FINAL TIP (in case You have to move them): stay away from nets (to avoid damage to whiskers, barbels, spines and alike) and just in case (not that easy, I think …) “bag them” …

To finish with introduction:

1.        A nice pic (shot in Belgium during the first, ever, MCH meeting) of a Phractocephalus hemioliopterus (a.ka,: Red Tailed Catfish). A presentation will be online next month !

2.       Few notes on Perrunichthys perruno (a.k.a.: Reticulated Catfish) are available (always at MCH) here.

To make a long story short the title of the “best of the best” of Pimelodids, when it comes to aquarium keeping, goes to Brachyplatystoma (Merodontotus) tigrinus, to whom I devote the (following) few notes:

Fast facts on Brachyplatystoma tigrinus (Merodontotus tigrinus)

Biotope: South America: Brazil (the holotype comes from Rio Madeira), Columbia (i.e.: lower Caqueta) and – to a certain extent – Peru.

Tank: Really large to huge and many times even this is not enough with any of the Pimelodids. To be more specific, for a single B. tigrinus, something like 500 liters could/should do. Our friend is less demanding in tank size as compared to a Red Tailed Catfish but, still needs a fairly large tank and the larger the better. Anyway, there some things you should always have in mind when deciding to keep this kind of fish: lots of room, huge filtration and suitable aquascaping. 

Water chemistry: nothing really exotic: Temp: 22-26ºC (71-79f ). pH: 6.5.-7.5.

Spawning: I don't have any information about it, neither on sexual differences nor on actual spawning in a tank. Actual spawning, to the best of my knowledge, has never happened in a tank.

Food: Animal matter, mainly. Anything live/dead/chopped fitting in his (large) mouth will be considered food and eagerly taken. Feed sparingly: once a day (adult specimens) with starvation once a week.

Tank Mates: This is either an extremely complicated issue (choose large “strong but not bully” tank-mates) or extremely simple (keep him/her alone). Do consider the fact a healthy (full grown) specimen will attain a T.L of more than 60 cm (about 24 inches) and perhaps more. Think/act conservatively …

 

Back ] Up ] Next ]

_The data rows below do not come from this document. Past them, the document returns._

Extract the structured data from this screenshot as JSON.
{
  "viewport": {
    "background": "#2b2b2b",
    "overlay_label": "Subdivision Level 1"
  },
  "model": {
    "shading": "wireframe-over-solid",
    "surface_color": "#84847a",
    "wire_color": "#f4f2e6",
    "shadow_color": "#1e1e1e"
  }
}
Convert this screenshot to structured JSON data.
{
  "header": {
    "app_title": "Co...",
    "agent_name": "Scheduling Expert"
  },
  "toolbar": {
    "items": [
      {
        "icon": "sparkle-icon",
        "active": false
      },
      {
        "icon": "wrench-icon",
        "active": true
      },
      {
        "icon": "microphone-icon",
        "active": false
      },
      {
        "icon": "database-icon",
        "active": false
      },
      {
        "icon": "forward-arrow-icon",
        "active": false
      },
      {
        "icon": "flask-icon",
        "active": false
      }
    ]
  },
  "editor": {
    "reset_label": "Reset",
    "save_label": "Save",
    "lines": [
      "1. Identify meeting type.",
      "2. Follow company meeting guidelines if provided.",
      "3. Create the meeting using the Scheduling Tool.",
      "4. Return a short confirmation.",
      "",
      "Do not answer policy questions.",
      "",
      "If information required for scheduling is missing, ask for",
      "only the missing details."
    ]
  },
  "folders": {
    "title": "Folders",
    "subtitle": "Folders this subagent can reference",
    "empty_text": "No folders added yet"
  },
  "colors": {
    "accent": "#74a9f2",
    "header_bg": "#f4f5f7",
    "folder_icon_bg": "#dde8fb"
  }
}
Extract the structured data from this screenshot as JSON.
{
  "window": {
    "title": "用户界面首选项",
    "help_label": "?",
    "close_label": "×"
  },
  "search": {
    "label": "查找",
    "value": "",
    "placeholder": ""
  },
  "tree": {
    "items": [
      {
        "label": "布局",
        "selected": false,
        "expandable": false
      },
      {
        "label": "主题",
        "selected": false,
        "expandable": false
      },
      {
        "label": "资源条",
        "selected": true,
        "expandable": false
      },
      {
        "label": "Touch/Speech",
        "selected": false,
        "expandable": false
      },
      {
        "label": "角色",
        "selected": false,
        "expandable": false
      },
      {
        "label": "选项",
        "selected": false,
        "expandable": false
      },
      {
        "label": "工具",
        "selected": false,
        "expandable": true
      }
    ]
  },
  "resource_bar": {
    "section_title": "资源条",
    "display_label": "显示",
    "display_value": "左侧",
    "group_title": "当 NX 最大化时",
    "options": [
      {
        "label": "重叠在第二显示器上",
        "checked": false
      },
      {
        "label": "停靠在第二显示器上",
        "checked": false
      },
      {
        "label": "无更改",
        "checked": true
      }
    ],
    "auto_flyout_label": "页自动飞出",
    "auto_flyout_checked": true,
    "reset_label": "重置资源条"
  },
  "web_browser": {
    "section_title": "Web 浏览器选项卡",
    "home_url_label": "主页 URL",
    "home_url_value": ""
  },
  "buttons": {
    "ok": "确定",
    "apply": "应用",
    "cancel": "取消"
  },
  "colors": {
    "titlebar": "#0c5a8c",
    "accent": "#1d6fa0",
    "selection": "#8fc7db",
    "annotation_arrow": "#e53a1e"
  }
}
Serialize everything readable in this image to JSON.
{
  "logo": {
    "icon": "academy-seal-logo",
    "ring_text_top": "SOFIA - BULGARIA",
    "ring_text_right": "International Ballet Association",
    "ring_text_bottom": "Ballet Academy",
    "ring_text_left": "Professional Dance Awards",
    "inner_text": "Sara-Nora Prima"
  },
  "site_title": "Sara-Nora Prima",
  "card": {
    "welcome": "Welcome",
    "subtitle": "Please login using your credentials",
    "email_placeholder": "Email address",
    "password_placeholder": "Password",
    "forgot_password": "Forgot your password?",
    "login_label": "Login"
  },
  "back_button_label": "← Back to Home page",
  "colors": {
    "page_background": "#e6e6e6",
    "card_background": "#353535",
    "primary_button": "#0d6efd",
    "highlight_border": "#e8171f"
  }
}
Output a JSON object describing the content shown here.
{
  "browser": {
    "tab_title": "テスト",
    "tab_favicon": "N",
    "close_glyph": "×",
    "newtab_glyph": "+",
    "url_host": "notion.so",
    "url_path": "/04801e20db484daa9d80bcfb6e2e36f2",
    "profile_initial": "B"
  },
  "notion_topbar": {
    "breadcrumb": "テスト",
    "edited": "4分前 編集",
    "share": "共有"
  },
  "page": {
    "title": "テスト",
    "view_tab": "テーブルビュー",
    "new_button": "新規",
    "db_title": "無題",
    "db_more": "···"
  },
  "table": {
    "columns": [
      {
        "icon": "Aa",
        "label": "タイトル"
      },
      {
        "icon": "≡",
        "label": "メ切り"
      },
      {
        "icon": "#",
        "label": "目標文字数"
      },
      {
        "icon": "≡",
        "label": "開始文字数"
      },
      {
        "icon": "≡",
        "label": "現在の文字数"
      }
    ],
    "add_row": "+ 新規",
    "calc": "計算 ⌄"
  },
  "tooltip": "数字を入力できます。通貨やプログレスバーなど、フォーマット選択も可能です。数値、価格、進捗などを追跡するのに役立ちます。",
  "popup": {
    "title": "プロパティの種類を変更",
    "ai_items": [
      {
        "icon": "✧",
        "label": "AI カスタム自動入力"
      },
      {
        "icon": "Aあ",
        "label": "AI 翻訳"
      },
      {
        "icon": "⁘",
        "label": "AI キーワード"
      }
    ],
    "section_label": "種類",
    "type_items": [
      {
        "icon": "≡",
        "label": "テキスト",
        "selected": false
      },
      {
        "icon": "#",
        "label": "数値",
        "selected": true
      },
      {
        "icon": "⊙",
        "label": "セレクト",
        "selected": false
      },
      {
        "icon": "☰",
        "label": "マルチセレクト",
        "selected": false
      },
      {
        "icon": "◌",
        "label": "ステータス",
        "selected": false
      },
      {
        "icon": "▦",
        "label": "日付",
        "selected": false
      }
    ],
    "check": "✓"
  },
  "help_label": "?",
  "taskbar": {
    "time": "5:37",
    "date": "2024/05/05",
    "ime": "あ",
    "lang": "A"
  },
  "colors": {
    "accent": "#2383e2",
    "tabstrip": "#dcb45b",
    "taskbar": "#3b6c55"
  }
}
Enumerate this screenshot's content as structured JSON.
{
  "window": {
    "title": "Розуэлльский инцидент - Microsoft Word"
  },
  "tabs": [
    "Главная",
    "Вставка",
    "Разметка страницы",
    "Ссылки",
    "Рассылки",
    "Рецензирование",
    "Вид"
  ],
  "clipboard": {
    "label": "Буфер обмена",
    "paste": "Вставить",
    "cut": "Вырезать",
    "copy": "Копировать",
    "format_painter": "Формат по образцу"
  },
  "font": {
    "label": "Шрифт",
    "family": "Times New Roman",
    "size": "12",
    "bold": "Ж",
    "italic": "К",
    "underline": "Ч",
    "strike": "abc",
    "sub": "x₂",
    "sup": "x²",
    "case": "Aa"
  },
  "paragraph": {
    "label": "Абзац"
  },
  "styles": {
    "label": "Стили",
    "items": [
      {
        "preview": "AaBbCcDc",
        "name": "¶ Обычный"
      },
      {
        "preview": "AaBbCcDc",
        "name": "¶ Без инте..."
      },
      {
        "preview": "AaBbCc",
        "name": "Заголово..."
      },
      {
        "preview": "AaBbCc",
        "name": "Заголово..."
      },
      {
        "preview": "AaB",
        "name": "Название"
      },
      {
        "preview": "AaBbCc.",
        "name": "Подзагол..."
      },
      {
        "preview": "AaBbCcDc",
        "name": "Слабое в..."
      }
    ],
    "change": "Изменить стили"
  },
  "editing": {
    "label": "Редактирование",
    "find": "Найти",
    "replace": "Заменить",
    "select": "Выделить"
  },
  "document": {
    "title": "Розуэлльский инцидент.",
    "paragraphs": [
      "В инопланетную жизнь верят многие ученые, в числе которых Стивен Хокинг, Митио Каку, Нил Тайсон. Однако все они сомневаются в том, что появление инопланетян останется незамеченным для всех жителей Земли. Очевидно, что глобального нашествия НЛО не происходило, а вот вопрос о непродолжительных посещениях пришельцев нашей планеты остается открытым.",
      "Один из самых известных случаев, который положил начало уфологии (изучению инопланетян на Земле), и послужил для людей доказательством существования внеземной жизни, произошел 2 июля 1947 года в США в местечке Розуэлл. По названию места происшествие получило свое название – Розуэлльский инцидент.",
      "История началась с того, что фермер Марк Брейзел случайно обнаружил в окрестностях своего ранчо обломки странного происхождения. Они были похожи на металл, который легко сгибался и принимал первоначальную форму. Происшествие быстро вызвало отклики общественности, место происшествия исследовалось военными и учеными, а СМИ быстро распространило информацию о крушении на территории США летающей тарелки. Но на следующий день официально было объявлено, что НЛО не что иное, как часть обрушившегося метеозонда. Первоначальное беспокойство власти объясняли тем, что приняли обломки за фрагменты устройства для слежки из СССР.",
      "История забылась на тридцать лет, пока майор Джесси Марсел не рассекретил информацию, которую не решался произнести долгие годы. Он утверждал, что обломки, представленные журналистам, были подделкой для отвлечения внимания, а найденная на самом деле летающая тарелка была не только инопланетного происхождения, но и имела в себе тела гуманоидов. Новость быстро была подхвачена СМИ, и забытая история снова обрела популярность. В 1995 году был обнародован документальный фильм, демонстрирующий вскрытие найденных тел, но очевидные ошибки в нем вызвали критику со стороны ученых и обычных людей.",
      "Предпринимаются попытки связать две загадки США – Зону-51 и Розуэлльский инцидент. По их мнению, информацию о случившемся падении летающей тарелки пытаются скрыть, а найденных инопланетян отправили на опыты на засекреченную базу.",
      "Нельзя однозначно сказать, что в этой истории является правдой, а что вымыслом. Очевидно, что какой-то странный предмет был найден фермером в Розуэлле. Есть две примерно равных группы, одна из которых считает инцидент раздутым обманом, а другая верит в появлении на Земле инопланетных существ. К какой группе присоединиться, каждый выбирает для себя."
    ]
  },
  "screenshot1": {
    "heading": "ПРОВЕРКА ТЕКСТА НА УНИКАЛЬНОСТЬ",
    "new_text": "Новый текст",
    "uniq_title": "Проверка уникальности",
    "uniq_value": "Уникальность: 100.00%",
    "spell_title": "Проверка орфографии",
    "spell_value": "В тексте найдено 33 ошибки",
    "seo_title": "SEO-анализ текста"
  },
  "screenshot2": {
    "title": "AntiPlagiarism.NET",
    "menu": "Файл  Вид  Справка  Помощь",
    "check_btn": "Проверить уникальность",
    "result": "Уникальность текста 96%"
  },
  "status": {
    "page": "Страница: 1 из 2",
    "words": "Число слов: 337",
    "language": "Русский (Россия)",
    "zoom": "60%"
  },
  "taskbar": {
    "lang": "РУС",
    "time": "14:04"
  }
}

 Page last modified on 10/02/2006  

 

Site Search 

Contact us

       

Malawi Cichlid Homepage © 1999-2006. All rights reserved.